Is this correct? Can it be said that people only get abortions to fix the steamy night behind the bleachers? That is apparently the idea behind abortions, yet it is flawed. Abortions today are more commonplace than ever before, and why is this? Because instances of rape, incest, and deformities are on the rise, and saving the life of a mother and father is equally as important as saving the life of a child.
If the insights of how humanity is best preserved change, the regulations will certainly change as well—even regulations which seem clear and unchangeable, As an demonstration, we might succinctly reflect upon the history of abortion. 8 In the period following the Great Spiral, there was a seen worry that human life might be snuffed out absolutely.
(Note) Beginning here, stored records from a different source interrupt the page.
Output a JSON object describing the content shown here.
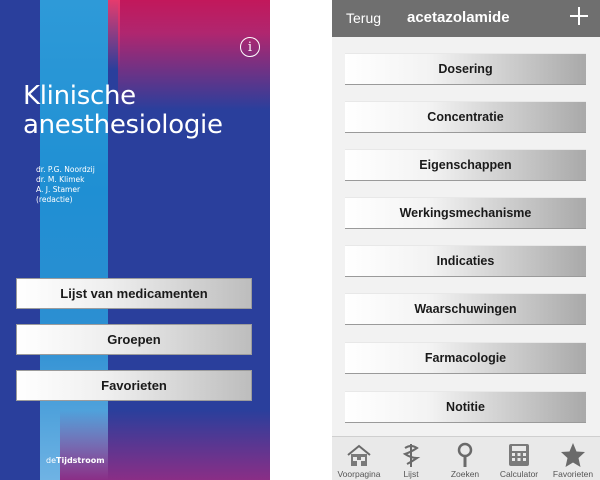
{
  "home": {
    "title_line1": "Klinische",
    "title_line2": "anesthesiologie",
    "authors": [
      "dr. P.G. Noordzij",
      "dr. M. Klimek",
      "A. J. Stamer",
      "(redactie)"
    ],
    "buttons": [
      "Lijst van medicamenten",
      "Groepen",
      "Favorieten"
    ],
    "publisher_prefix": "de",
    "publisher_name": "Tijdstroom",
    "info_icon": "i"
  },
  "detail": {
    "back_label": "Terug",
    "title": "acetazolamide",
    "sections": [
      "Dosering",
      "Concentratie",
      "Eigenschappen",
      "Werkingsmechanisme",
      "Indicaties",
      "Waarschuwingen",
      "Farmacologie",
      "Notitie"
    ]
  },
  "tabbar": {
    "items": [
      {
        "label": "Voorpagina",
        "icon": "home-icon"
      },
      {
        "label": "Lijst",
        "icon": "caduceus-icon"
      },
      {
        "label": "Zoeken",
        "icon": "magnifier-icon"
      },
      {
        "label": "Calculator",
        "icon": "calculator-icon"
      },
      {
        "label": "Favorieten",
        "icon": "star-icon"
      }
    ]
  },
  "colors": {
    "cover_blue": "#2a3f9c",
    "cover_light_blue": "#2e9ad8",
    "cover_pink": "#c2185b",
    "navbar_gray": "#6f6f6f"
  }
}
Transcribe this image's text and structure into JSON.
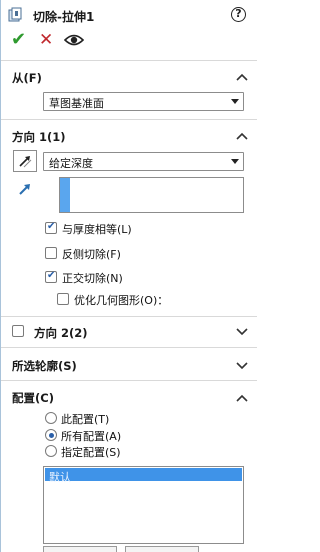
{
  "header": {
    "title": "切除-拉伸1",
    "help_icon": "help-icon",
    "feature_icon": "extrude-cut-icon"
  },
  "toolbar": {
    "ok_icon": "✔",
    "cancel_icon": "✕",
    "preview_icon": "eye-icon"
  },
  "from": {
    "title": "从(F)",
    "selected": "草图基准面"
  },
  "direction1": {
    "title": "方向 1(1)",
    "end_condition": "给定深度",
    "depth_value": "",
    "options": [
      {
        "label": "与厚度相等(L)",
        "checked": true
      },
      {
        "label": "反侧切除(F)",
        "checked": false
      },
      {
        "label": "正交切除(N)",
        "checked": true
      },
      {
        "label": "优化几何图形(O)：",
        "checked": false
      }
    ]
  },
  "direction2": {
    "title": "方向 2(2)",
    "checked": false
  },
  "selected_contours": {
    "title": "所选轮廓(S)"
  },
  "configuration": {
    "title": "配置(C)",
    "options": [
      {
        "label": "此配置(T)",
        "checked": false
      },
      {
        "label": "所有配置(A)",
        "checked": true
      },
      {
        "label": "指定配置(S)",
        "checked": false
      }
    ],
    "list_items": [
      "默认"
    ]
  },
  "colors": {
    "accent": "#3f93e8",
    "ok_green": "#2f9a2f",
    "cancel_red": "#c0282d"
  }
}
Our numbers were small and the situation of dwelling were rough. At that time a human fetus was advised a "life in being" and therefore abortion was [pg478] universally accused as killing" under the laws. But after some centuries of community development and normal conditions, the regulations against abortion were respected more in the break than in the observance.
Euthanasia, currently a very controversial topic of discussion throughout Australia. The question is “should euthanasia be legalised, and if so who is legible to be euthanised?” It is currently illegal in Australia to be euthanised, however 86% of the public agrees that euthanasia should be administered to people who are willing to if they are terminally ill, and a surprising 54% of practitioners agree also. Even though this is the case, why is it still illegal? What are the dangers of euthanasia if any, and where do we draw the line? Euthanasia is the practice of purposefully ending someone’s life in order to relieve their pain and/or suffering.
Legalized euthanasia raises the potential for a potentially dangerous situation. Doctors could find themselves better off financially if a seriously ill, or disables person, chooses to die rather than receive long term care. I think euthanasia goes against the natural law inclination to survive, and that we must do what we can for self-preservation. If we begin to deem certain situations and conditions unworthy of living, there may be no need to improve the quality of life or medical care. Why bother?
Horace once said, “To save a man’s life against his will is the same as killing him.” Many have associated this quote with euthanasia: a painless killing of an ill and suffering patient. Being a very controversial topic on the legalization of it, euthanasia is illegal in most countries and states. National Health Service (NHS) Choices states that, “euthanasia could be regarded as either voluntary manslaughter [...] or murder.” Although some disagree, euthanasia should be legal because regardless of the situation, death is a natural occurrence and the patient should have a choice of when to end their suffering. Generally, death is a sad and often feared thing, but for some suffering patients, it is a want. “Terminally ill means terminally ill.
However, others choose to argue voluntary euthanasia, should remain illegal because it goes against the Catholic and Christian religions. There is also belief, voluntary euthanasia defeats the goals of a doctor's job. Some are concerned about the patient's sanity at the time and argue the patient may not be fully competent and does not understand what choices they are making. Others stress, if voluntary euthanasia is legalized, involuntary euthanasia will soon to follow. Involuntary euthanasia ends a patients life without their consent.
Is there really dignity in taking your own life? Or are you choosing to give up. Terminal ill patients feel they may loose this battle “life” so instead of fighting they would rather waive the white flag and tap out. Which to a healthy person may not make sense because the patient may have to move to a state that assisted suicide is illegal and go though all the legal work to get the permission to
It would allow for organ donation which would help so many other people who may not survive without a transplant. Also, most people know that terminal illnesses can force patients to endure a great deal of pain, and the prices of health care to treat that pain can be enormous. Both of these things are corrigible by euthanization processes. Above all, the government should be able realize that death is a freedom they have no right to deny any human being under any circumstances. For these reasons, physician-assisted suicide and euthanasia should be legalized on a federal level because of the advantages they constitute: such as the salvaging of organs, lower healthcare costs, and cessation of pain.
Secondly, legalising euthanasi... ... middle of paper ... ...espect for the patients’ autonomy and ultimately makes dying with dignity a possible option. I am a proponent of legalising euthanasia globally as I believe it will help not in quantity but in the quality of life of the patients and his or her family members. Works Cited 1. Gallup Poll, Angelfire, Nightingale Alliance. (2013, December 11).
Euthanasia occurs when a doctor directly ends the life of a patient himself; assisted suicide occurs when the doctor simply provides the needed materials so a person can perform the action themselves. “Euthanasia is used to protect the interests and well being of citiz... ... middle of paper ... ...oth necessary and wanted. “Assuming 2.7% of Americans, like the Dutch, chose assisted suicide and assuming their life would be one month shorter, would save the United States six hundred twenty-seven million dollars “(lifeissues.net). In conclusion, euthanasia and assisted suicide should be legalized world wide. To end suffering, to keep one’s autonomy and their desire to perform daily actions, and to prevent the fear of burdening loved ones are among many reasons people resort to euthanasia or assisted suicide.